**Directions**
All of the data needs to be printed again, exactly as written.

**Input data**
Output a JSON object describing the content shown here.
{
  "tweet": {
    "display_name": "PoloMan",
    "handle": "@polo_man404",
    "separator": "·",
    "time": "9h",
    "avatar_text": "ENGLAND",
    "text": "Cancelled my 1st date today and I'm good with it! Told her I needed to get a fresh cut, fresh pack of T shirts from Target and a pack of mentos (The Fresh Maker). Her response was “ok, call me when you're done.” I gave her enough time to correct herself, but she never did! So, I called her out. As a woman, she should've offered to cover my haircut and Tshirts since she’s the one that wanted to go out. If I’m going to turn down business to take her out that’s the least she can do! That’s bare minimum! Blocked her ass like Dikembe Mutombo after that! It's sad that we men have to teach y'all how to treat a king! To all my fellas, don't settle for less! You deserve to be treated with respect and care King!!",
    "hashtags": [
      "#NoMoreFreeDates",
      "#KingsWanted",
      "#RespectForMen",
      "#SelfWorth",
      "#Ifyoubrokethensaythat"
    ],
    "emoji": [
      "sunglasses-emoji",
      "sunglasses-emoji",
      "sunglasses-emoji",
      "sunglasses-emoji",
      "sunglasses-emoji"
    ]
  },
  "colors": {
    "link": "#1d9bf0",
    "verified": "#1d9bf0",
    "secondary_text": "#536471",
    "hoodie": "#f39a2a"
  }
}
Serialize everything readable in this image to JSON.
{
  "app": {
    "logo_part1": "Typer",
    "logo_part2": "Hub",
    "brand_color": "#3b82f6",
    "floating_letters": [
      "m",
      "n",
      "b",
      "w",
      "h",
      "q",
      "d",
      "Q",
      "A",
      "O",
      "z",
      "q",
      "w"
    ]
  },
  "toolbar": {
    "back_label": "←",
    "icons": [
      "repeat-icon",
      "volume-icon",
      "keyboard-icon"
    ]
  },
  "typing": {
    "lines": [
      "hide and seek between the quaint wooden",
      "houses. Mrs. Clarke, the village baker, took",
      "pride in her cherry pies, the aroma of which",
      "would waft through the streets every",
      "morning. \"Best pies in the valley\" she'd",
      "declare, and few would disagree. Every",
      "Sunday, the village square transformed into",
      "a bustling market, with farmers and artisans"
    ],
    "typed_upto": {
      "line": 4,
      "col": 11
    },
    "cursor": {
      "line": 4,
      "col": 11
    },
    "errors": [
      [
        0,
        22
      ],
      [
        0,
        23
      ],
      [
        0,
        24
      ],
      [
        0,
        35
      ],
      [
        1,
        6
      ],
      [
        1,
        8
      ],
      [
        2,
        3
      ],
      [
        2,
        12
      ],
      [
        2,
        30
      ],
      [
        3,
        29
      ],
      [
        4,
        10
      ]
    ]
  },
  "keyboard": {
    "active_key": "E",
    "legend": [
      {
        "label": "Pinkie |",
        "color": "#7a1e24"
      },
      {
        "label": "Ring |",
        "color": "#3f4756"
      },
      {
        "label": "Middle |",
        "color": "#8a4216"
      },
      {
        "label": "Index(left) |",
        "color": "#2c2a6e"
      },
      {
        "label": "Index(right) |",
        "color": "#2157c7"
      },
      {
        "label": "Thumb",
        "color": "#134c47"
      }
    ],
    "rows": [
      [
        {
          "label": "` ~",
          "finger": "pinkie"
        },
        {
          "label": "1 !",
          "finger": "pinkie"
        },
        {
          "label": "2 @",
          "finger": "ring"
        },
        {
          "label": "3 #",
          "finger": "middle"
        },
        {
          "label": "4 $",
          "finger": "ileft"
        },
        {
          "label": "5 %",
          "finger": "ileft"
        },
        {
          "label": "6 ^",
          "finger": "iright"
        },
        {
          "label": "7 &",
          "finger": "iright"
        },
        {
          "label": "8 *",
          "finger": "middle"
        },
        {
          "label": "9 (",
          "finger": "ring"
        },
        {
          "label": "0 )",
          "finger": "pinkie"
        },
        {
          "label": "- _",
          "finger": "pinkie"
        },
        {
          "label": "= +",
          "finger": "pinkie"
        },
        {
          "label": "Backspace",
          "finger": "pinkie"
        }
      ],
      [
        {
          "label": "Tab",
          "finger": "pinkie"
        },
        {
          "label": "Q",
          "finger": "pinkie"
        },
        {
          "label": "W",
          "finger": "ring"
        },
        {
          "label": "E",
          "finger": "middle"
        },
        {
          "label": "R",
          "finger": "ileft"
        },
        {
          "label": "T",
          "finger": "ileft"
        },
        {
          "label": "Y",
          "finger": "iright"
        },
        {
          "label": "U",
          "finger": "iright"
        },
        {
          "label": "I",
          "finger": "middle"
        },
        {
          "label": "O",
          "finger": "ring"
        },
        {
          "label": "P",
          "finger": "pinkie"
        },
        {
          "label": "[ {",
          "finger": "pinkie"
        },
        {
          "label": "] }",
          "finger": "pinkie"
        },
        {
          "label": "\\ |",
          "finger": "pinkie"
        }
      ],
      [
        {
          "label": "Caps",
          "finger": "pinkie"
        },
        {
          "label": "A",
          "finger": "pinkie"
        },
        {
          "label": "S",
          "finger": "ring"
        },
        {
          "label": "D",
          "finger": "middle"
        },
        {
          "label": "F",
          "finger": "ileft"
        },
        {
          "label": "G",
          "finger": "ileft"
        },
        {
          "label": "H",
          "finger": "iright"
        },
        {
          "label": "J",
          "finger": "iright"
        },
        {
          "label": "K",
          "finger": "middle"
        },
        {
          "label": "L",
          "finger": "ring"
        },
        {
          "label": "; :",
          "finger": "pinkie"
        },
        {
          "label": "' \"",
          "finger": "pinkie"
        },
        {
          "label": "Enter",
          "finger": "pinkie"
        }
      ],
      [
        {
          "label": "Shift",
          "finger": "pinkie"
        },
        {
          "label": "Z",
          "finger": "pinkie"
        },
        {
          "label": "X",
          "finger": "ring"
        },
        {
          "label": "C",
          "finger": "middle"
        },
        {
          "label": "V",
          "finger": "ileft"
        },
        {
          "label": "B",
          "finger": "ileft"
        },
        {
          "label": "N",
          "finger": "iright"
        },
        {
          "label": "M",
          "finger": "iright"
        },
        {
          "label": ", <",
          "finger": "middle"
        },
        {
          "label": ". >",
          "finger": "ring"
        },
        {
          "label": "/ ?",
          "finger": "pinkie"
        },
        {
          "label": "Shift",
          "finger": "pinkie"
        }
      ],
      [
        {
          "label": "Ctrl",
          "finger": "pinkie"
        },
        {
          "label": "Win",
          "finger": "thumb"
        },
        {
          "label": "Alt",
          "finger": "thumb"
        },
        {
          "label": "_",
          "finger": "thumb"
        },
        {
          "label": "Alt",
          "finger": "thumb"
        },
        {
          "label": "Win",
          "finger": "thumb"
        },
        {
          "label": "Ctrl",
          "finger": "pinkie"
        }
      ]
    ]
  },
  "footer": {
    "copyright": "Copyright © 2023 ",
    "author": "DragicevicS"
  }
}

**Solved exercise**
Output a JSON object describing the content shown here.
{
  "tweet": {
    "display_name": "PoloMan",
    "handle": "@polo_man404",
    "separator": "·",
    "time": "9h",
    "avatar_text": "ENGLAND",
    "text": "Cancelled my 1st date today and I'm good with it! Told her I needed to get a fresh cut, fresh pack of T shirts from Target and a pack of mentos (The Fresh Maker). Her response was “ok, call me when you're done.” I gave her enough time to correct herself, but she never did! So, I called her out. As a woman, she should've offered to cover my haircut and Tshirts since she’s the one that wanted to go out. If I’m going to turn down business to take her out that’s the least she can do! That’s bare minimum! Blocked her ass like Dikembe Mutombo after that! It's sad that we men have to teach y'all how to treat a king! To all my fellas, don't settle for less! You deserve to be treated with respect and care King!!",
    "hashtags": [
      "#NoMoreFreeDates",
      "#KingsWanted",
      "#RespectForMen",
      "#SelfWorth",
      "#Ifyoubrokethensaythat"
    ],
    "emoji": [
      "sunglasses-emoji",
      "sunglasses-emoji",
      "sunglasses-emoji",
      "sunglasses-emoji",
      "sunglasses-emoji"
    ]
  },
  "colors": {
    "link": "#1d9bf0",
    "verified": "#1d9bf0",
    "secondary_text": "#536471",
    "hoodie": "#f39a2a"
  }
}
Serialize everything readable in this image to JSON.
{
  "app": {
    "logo_part1": "Typer",
    "logo_part2": "Hub",
    "brand_color": "#3b82f6",
    "floating_letters": [
      "m",
      "n",
      "b",
      "w",
      "h",
      "q",
      "d",
      "Q",
      "A",
      "O",
      "z",
      "q",
      "w"
    ]
  },
  "toolbar": {
    "back_label": "←",
    "icons": [
      "repeat-icon",
      "volume-icon",
      "keyboard-icon"
    ]
  },
  "typing": {
    "lines": [
      "hide and seek between the quaint wooden",
      "houses. Mrs. Clarke, the village baker, took",
      "pride in her cherry pies, the aroma of which",
      "would waft through the streets every",
      "morning. \"Best pies in the valley\" she'd",
      "declare, and few would disagree. Every",
      "Sunday, the village square transformed into",
      "a bustling market, with farmers and artisans"
    ],
    "typed_upto": {
      "line": 4,
      "col": 11
    },
    "cursor": {
      "line": 4,
      "col": 11
    },
    "errors": [
      [
        0,
        22
      ],
      [
        0,
        23
      ],
      [
        0,
        24
      ],
      [
        0,
        35
      ],
      [
        1,
        6
      ],
      [
        1,
        8
      ],
      [
        2,
        3
      ],
      [
        2,
        12
      ],
      [
        2,
        30
      ],
      [
        3,
        29
      ],
      [
        4,
        10
      ]
    ]
  },
  "keyboard": {
    "active_key": "E",
    "legend": [
      {
        "label": "Pinkie |",
        "color": "#7a1e24"
      },
      {
        "label": "Ring |",
        "color": "#3f4756"
      },
      {
        "label": "Middle |",
        "color": "#8a4216"
      },
      {
        "label": "Index(left) |",
        "color": "#2c2a6e"
      },
      {
        "label": "Index(right) |",
        "color": "#2157c7"
      },
      {
        "label": "Thumb",
        "color": "#134c47"
      }
    ],
    "rows": [
      [
        {
          "label": "` ~",
          "finger": "pinkie"
        },
        {
          "label": "1 !",
          "finger": "pinkie"
        },
        {
          "label": "2 @",
          "finger": "ring"
        },
        {
          "label": "3 #",
          "finger": "middle"
        },
        {
          "label": "4 $",
          "finger": "ileft"
        },
        {
          "label": "5 %",
          "finger": "ileft"
        },
        {
          "label": "6 ^",
          "finger": "iright"
        },
        {
          "label": "7 &",
          "finger": "iright"
        },
        {
          "label": "8 *",
          "finger": "middle"
        },
        {
          "label": "9 (",
          "finger": "ring"
        },
        {
          "label": "0 )",
          "finger": "pinkie"
        },
        {
          "label": "- _",
          "finger": "pinkie"
        },
        {
          "label": "= +",
          "finger": "pinkie"
        },
        {
          "label": "Backspace",
          "finger": "pinkie"
        }
      ],
      [
        {
          "label": "Tab",
          "finger": "pinkie"
        },
        {
          "label": "Q",
          "finger": "pinkie"
        },
        {
          "label": "W",
          "finger": "ring"
        },
        {
          "label": "E",
          "finger": "middle"
        },
        {
          "label": "R",
          "finger": "ileft"
        },
        {
          "label": "T",
          "finger": "ileft"
        },
        {
          "label": "Y",
          "finger": "iright"
        },
        {
          "label": "U",
          "finger": "iright"
        },
        {
          "label": "I",
          "finger": "middle"
        },
        {
          "label": "O",
          "finger": "ring"
        },
        {
          "label": "P",
          "finger": "pinkie"
        },
        {
          "label": "[ {",
          "finger": "pinkie"
        },
        {
          "label": "] }",
          "finger": "pinkie"
        },
        {
          "label": "\\ |",
          "finger": "pinkie"
        }
      ],
      [
        {
          "label": "Caps",
          "finger": "pinkie"
        },
        {
          "label": "A",
          "finger": "pinkie"
        },
        {
          "label": "S",
          "finger": "ring"
        },
        {
          "label": "D",
          "finger": "middle"
        },
        {
          "label": "F",
          "finger": "ileft"
        },
        {
          "label": "G",
          "finger": "ileft"
        },
        {
          "label": "H",
          "finger": "iright"
        },
        {
          "label": "J",
          "finger": "iright"
        },
        {
          "label": "K",
          "finger": "middle"
        },
        {
          "label": "L",
          "finger": "ring"
        },
        {
          "label": "; :",
          "finger": "pinkie"
        },
        {
          "label": "' \"",
          "finger": "pinkie"
        },
        {
          "label": "Enter",
          "finger": "pinkie"
        }
      ],
      [
        {
          "label": "Shift",
          "finger": "pinkie"
        },
        {
          "label": "Z",
          "finger": "pinkie"
        },
        {
          "label": "X",
          "finger": "ring"
        },
        {
          "label": "C",
          "finger": "middle"
        },
        {
          "label": "V",
          "finger": "ileft"
        },
        {
          "label": "B",
          "finger": "ileft"
        },
        {
          "label": "N",
          "finger": "iright"
        },
        {
          "label": "M",
          "finger": "iright"
        },
        {
          "label": ", <",
          "finger": "middle"
        },
        {
          "label": ". >",
          "finger": "ring"
        },
        {
          "label": "/ ?",
          "finger": "pinkie"
        },
        {
          "label": "Shift",
          "finger": "pinkie"
        }
      ],
      [
        {
          "label": "Ctrl",
          "finger": "pinkie"
        },
        {
          "label": "Win",
          "finger": "thumb"
        },
        {
          "label": "Alt",
          "finger": "thumb"
        },
        {
          "label": "_",
          "finger": "thumb"
        },
        {
          "label": "Alt",
          "finger": "thumb"
        },
        {
          "label": "Win",
          "finger": "thumb"
        },
        {
          "label": "Ctrl",
          "finger": "pinkie"
        }
      ]
    ]
  },
  "footer": {
    "copyright": "Copyright © 2023 ",
    "author": "DragicevicS"
  }
}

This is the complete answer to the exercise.